*** This personal blog is comprised solely of the opinions, views, projects, and travels of its author, Stacey Morgan Smith. She is lucky enough to have loving family and friends whom she drags along with her on her adventures and whom she puts to work on her little farm. She uses this blog to help promote living in the mountains of the Shenandoah Valley of Virginia, from Roanoke to the Potomac River.**

10 comments to In Search of the Perfect Garden Plant Marker

  • I so agree with you that garden/veggie stakes should be practical and also pretty. I’m also a sucker for bright colors so I really like the Uber Crafter Polymer Clay Tomato one.

  • I’ve tried all manner of homemade markers too, and by the time things are ready to harvest, I can no longer read them. The problem is I don’t need markers to tell me the type of vegetable, I need markers for each individual plant so I can remember the variety – and that varies year to year and would be very expensive to buy a pretty marker each time. *sigh* I’ll probably stick to Popsicle sticks and plastic strips. I sure do love those engraved spoons though!

    • I’m with you — I can tell corn from tomatoes (of course), but I can’t tell my “martian giant slicers” from my “mortgage lifters” when they’re babies :-) I tend to plant the same “tried and true” varieties each year (with a few test ones thrown in), so I would probably get a lot of reuse out of markers if I could only find the perfect one.
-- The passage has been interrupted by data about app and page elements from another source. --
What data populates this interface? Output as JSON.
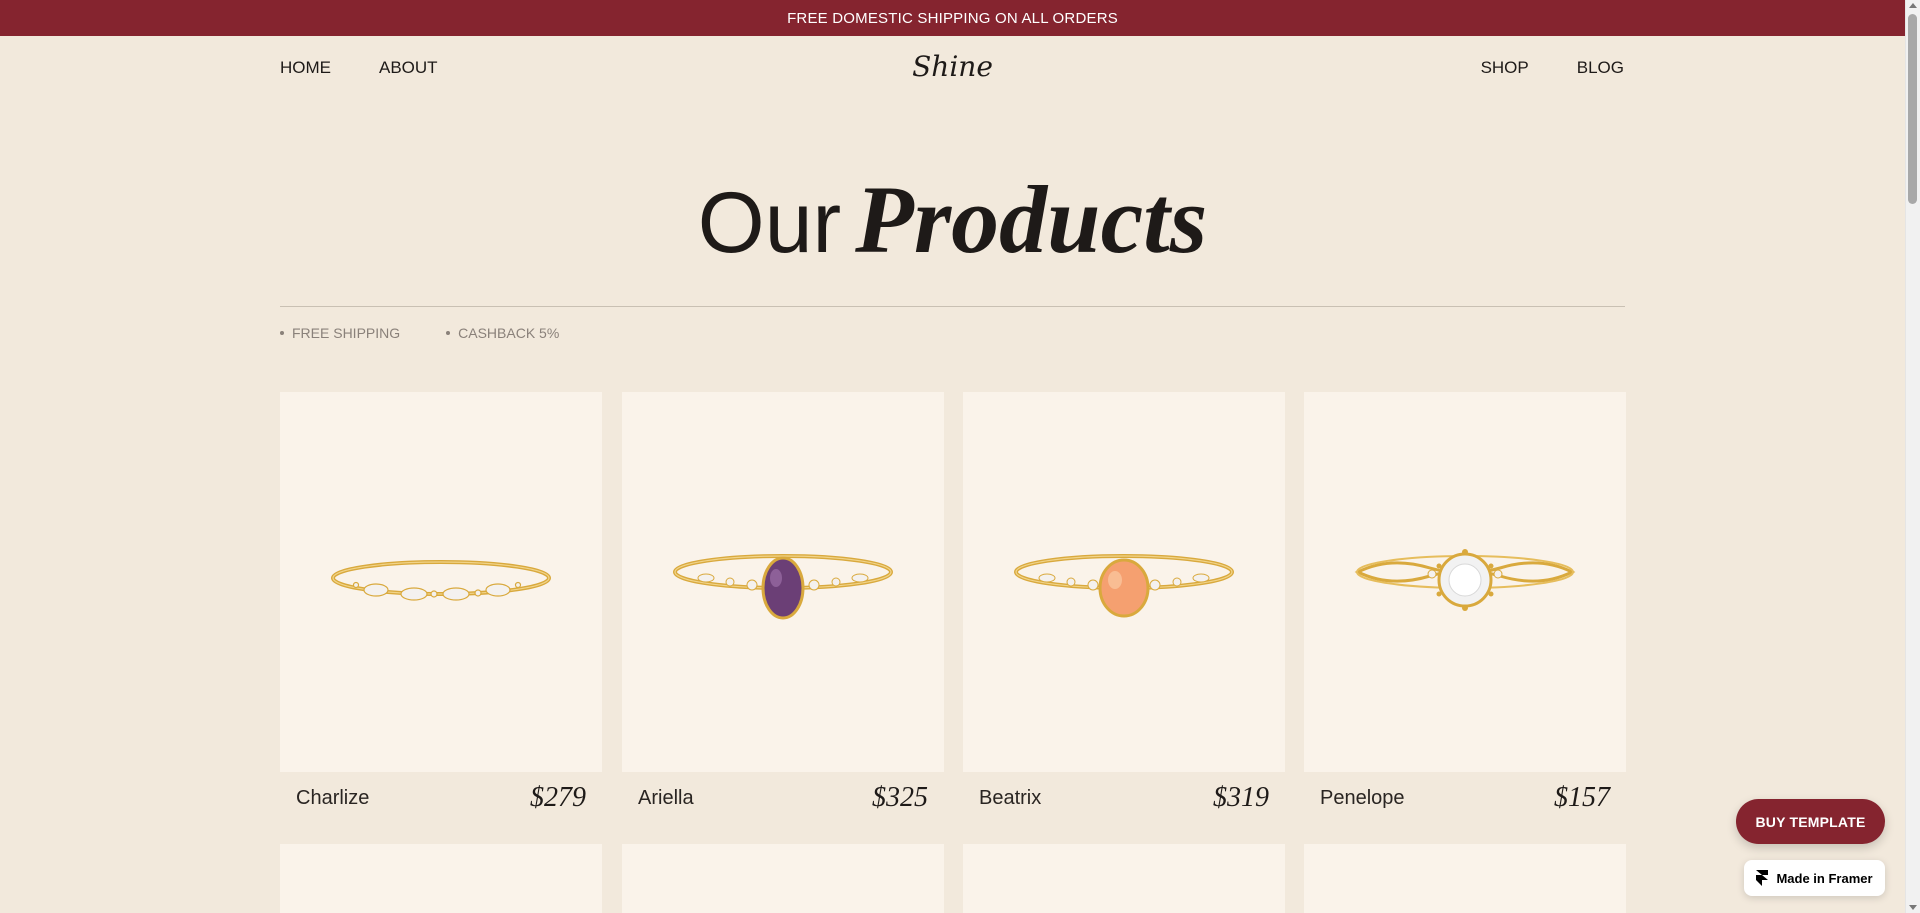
{
  "announcement": "FREE DOMESTIC SHIPPING ON ALL ORDERS",
  "nav": {
    "left": [
      "HOME",
      "ABOUT"
    ],
    "right": [
      "SHOP",
      "BLOG"
    ],
    "logo": "Shine"
  },
  "hero": {
    "title_plain": "Our",
    "title_italic": "Products"
  },
  "features": [
    "FREE SHIPPING",
    "CASHBACK 5%"
  ],
  "products": [
    {
      "name": "Charlize",
      "price": "$279",
      "stone": "marquise-band",
      "stone_color": "#f4f1ee"
    },
    {
      "name": "Ariella",
      "price": "$325",
      "stone": "oval",
      "stone_color": "#6b3f76"
    },
    {
      "name": "Beatrix",
      "price": "$319",
      "stone": "oval",
      "stone_color": "#f5a070"
    },
    {
      "name": "Penelope",
      "price": "$157",
      "stone": "round",
      "stone_color": "#f2f2f2"
    }
  ],
  "buy_template": "BUY TEMPLATE",
  "made_in_framer": "Made in Framer",
  "colors": {
    "brand": "#85242f",
    "background": "#f2e9dc",
    "card": "#faf3ea",
    "gold": "#d9a93d"
  }
}
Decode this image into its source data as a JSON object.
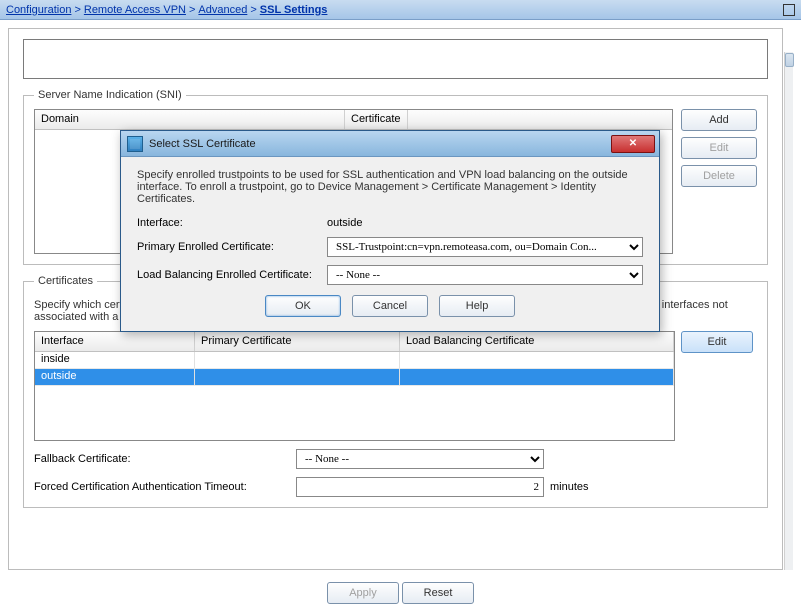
{
  "breadcrumb": {
    "a": "Configuration",
    "b": "Remote Access VPN",
    "c": "Advanced",
    "d": "SSL Settings"
  },
  "sni": {
    "legend": "Server Name Indication (SNI)",
    "col_domain": "Domain",
    "col_cert": "Certificate",
    "btn_add": "Add",
    "btn_edit": "Edit",
    "btn_delete": "Delete"
  },
  "certs": {
    "legend": "Certificates",
    "desc": "Specify which certificates, if any, should be used for SSL authentication on each interface. The fallback certificate will be used on interfaces not associated with a certificate of their own.",
    "col_iface": "Interface",
    "col_primary": "Primary Certificate",
    "col_lb": "Load Balancing Certificate",
    "btn_edit": "Edit",
    "rows": [
      {
        "iface": "inside",
        "primary": "",
        "lb": ""
      },
      {
        "iface": "outside",
        "primary": "",
        "lb": ""
      }
    ]
  },
  "fallback": {
    "label": "Fallback Certificate:",
    "value": "-- None --"
  },
  "forced": {
    "label": "Forced Certification Authentication Timeout:",
    "value": "2",
    "suffix": "minutes"
  },
  "footer": {
    "apply": "Apply",
    "reset": "Reset"
  },
  "dialog": {
    "title": "Select SSL Certificate",
    "desc": "Specify enrolled trustpoints to be used for SSL authentication and VPN load balancing on the outside interface. To enroll a trustpoint, go to Device Management > Certificate Management > Identity Certificates.",
    "iface_label": "Interface:",
    "iface_value": "outside",
    "primary_label": "Primary Enrolled Certificate:",
    "primary_value": "SSL-Trustpoint:cn=vpn.remoteasa.com, ou=Domain Con...",
    "lb_label": "Load Balancing Enrolled Certificate:",
    "lb_value": "-- None --",
    "ok": "OK",
    "cancel": "Cancel",
    "help": "Help"
  }
}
      I’ve used Mother Earth News’ Garden Planner for two years now, and I absolutely love it. It plays well to my OCD, and I can carry the printout with me if I really need to know what’s what, and I didn’t need markers last year because of it.

      My mother in law gave me a small kiln a few years ago. I should try to get that up and running and maybe make some clay makers. I’m drawn to those!

  • Kelly

    All those are great but if you are looking for the best I have found was ones I sort of made myself. I got a few old mini blinds from yard sales, trash piles, thrift stores and the like. I had about 2 or 3 by then time I sat down with them all. I de-strung each blind. Discarded everything but the blind slats themselves. All of mine were plastic I should state. I cut each slat into 5 sections. Will depend on width though, these I had were very wide. You may find when using a sharpie on some you may have to sand them too. I got tons of them this way. By the time your plants are spent you can even recycle them for the next crop. Just rotate upside down or backwards. You can use these four or plus times. HUGE BONUS: you saved it from a landfill too!

    • Hi, Kelly, I think you missed my third paragraph. I tried the mini blinds a few times, but they always fade for me by the end of the season (or sooner for the short plants) when I use a Sharpie. I did think about trying Nymo labels but never tested it — seemed pricy for the labels. I first read about them in “Square Foot Gardening” in 2003. I do use them, though, for seed starting. I cut them in half longways and then cut them short — cheap and perfect for that use. Thanks for stopping by! (Oh, and I never labeled anything this year… next year I must!!)

  • hi, Stacey, thanks for picking my herb markers for part of your listing. I think I can credit you with a few of my sales this month! Thank you so much.

  • Nell

    The most permanent and unobtrusive yet low-cost markers I’ve seen are the ones at Viette’s (in the iris and peony rows, and maybe elsewhere): chunky square wood stakes; the name is burned in. I’m assuming the wood is locust or cedar or some other rot-resistant and plentiful lumber.

    Have meant to try making some for years now, but neither of us has even the beginnings of woodworking skills or tools…

    • Nell, burning is a great idea — thank you for sharing! I may try with some tongue depressors. I’ve used a Sharpie marker and three coats of Krylon clear spray in the hopes of getting the depressors through the season this year. I may give burning a try and work on cedar markers over the winter for next year’s garden. And thank you for sharing Viettes! I love finding new-to-me gardens, nurseries, and greenhouses in the area. Now I have a new place to go. Thanks for stopping by!

Leave a Reply

You can use these HTML tags

<a href="" title=""> <abbr title=""> <acronym title=""> <b> <blockquote cite=""> <cite> <code> <del datetime=""> <em> <i> <q cite=""> <s> <strike> <strong>